- **What to do**
Scan the records that follow, and whenever a line has the word "this", copy it.

- **Supplied records**
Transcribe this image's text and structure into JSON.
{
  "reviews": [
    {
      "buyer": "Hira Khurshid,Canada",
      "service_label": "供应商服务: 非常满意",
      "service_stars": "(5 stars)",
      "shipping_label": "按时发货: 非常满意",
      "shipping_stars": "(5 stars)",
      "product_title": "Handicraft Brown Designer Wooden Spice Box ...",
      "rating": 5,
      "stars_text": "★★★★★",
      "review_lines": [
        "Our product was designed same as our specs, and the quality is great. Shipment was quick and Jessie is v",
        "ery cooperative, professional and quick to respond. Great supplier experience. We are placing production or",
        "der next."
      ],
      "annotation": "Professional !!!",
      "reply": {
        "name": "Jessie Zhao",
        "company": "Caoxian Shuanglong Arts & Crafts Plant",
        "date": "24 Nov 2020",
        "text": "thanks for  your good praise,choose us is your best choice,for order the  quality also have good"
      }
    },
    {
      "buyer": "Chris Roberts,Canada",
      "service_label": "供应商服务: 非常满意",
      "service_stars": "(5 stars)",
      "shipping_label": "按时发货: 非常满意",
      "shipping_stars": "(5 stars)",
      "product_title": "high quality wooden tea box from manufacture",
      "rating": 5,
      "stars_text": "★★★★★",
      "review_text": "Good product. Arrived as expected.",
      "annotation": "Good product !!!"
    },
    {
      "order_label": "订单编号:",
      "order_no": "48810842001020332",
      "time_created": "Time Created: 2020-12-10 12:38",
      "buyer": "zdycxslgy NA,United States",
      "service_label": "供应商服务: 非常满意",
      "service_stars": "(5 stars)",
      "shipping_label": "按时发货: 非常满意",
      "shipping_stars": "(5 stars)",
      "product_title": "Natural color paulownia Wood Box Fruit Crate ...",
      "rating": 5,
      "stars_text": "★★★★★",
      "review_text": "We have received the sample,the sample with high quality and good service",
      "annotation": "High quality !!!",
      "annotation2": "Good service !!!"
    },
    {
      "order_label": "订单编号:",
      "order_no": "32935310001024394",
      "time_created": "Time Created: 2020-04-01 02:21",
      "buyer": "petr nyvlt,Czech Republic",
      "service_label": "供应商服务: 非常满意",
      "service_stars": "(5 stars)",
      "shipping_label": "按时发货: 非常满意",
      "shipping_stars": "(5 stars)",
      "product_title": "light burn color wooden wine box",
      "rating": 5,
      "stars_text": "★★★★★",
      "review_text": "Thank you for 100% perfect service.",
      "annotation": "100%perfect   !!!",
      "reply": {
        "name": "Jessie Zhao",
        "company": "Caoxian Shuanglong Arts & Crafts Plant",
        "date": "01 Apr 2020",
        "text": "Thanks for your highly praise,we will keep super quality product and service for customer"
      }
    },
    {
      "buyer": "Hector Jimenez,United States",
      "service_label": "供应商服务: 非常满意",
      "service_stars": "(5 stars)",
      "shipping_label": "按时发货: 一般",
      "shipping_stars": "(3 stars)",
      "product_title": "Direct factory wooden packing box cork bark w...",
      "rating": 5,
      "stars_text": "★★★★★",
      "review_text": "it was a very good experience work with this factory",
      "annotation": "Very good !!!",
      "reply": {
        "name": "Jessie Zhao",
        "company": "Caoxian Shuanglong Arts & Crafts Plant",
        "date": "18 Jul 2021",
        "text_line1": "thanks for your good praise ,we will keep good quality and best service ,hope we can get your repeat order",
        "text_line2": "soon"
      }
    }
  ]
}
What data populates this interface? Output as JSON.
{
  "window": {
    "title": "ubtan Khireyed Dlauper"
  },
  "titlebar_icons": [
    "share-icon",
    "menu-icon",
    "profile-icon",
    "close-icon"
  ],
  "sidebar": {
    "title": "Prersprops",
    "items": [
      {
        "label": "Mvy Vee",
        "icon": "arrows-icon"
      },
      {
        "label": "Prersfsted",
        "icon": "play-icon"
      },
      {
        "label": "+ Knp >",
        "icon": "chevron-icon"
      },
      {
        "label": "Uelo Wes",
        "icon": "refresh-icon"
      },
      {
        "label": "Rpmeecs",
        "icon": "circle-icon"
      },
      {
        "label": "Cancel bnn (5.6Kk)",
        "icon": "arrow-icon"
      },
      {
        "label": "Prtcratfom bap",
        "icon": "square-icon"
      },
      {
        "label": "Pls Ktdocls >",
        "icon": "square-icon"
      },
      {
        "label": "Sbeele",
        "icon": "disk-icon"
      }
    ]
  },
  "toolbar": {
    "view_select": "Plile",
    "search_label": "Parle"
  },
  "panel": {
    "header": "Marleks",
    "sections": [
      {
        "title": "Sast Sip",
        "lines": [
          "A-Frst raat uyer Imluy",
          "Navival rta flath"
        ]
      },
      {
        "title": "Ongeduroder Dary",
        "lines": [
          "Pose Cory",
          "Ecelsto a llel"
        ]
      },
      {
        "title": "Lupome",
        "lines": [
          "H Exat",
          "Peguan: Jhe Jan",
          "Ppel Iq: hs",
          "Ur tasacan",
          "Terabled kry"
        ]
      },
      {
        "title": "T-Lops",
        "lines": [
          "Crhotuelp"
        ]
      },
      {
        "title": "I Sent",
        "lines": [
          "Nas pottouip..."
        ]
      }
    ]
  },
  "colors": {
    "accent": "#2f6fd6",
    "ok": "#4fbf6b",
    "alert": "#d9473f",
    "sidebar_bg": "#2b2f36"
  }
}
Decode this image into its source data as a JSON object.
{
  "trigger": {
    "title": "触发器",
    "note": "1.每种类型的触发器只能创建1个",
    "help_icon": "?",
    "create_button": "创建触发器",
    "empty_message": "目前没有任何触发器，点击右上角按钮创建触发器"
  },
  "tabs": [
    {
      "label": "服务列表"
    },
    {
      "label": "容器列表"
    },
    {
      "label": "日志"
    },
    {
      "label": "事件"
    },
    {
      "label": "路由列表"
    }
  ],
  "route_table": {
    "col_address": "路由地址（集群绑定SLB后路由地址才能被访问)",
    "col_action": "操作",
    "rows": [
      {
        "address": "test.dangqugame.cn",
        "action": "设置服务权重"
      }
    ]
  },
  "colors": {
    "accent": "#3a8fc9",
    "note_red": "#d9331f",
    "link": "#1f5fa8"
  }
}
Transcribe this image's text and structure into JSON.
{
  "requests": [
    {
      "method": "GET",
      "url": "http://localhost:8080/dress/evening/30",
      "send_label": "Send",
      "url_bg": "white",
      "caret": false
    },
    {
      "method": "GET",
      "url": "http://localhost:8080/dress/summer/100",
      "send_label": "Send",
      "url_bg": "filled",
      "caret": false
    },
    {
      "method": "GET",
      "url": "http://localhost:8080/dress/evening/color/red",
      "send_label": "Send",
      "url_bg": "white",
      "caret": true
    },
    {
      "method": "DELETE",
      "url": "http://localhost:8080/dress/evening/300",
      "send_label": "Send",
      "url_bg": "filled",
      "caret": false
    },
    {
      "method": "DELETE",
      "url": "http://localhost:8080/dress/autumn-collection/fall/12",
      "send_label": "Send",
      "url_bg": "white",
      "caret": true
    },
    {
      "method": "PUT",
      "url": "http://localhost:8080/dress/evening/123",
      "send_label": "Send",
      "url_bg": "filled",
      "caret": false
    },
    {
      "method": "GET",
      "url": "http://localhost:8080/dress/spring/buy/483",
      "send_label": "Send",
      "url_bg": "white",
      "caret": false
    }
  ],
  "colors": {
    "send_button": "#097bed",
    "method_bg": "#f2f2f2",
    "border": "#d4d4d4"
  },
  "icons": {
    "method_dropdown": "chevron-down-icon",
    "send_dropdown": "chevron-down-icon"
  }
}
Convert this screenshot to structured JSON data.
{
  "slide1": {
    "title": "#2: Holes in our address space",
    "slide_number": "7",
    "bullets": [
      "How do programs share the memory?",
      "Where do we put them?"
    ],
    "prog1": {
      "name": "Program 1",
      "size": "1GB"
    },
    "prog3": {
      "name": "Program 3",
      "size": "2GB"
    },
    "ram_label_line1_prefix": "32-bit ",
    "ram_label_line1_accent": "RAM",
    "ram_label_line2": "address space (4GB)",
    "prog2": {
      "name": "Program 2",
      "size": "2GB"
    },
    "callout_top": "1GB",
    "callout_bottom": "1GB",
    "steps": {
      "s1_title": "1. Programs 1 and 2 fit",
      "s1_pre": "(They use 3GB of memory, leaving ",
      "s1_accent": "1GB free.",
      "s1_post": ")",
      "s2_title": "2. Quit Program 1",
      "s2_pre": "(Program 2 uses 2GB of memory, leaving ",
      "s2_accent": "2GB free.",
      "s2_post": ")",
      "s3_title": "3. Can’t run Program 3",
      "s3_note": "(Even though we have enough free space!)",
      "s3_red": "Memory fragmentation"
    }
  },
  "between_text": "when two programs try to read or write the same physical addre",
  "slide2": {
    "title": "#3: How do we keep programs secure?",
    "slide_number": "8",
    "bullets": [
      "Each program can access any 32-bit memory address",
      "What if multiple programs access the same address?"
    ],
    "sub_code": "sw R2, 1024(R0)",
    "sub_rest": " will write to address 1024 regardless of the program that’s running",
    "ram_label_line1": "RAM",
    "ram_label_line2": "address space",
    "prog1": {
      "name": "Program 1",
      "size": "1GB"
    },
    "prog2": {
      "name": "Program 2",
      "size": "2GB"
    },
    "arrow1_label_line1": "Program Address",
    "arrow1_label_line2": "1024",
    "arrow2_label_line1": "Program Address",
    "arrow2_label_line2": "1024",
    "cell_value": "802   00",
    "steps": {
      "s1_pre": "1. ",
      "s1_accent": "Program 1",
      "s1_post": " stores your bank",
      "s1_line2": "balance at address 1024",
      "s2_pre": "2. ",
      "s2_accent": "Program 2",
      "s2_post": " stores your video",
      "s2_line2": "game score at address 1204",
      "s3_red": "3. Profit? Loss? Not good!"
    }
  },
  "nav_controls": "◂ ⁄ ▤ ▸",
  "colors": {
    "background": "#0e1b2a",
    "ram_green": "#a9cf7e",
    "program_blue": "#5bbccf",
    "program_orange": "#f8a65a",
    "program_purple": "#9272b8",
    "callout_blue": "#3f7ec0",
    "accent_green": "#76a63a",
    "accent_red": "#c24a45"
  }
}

- **Completed task**
Transcribe this image's text and structure into JSON.
      "review_text": "it was a very good experience work with this factory",
What data populates this interface? Output as JSON.
Decode this image into its source data as a JSON object.
Transcribe this image's text and structure into JSON.
Convert this screenshot to structured JSON data.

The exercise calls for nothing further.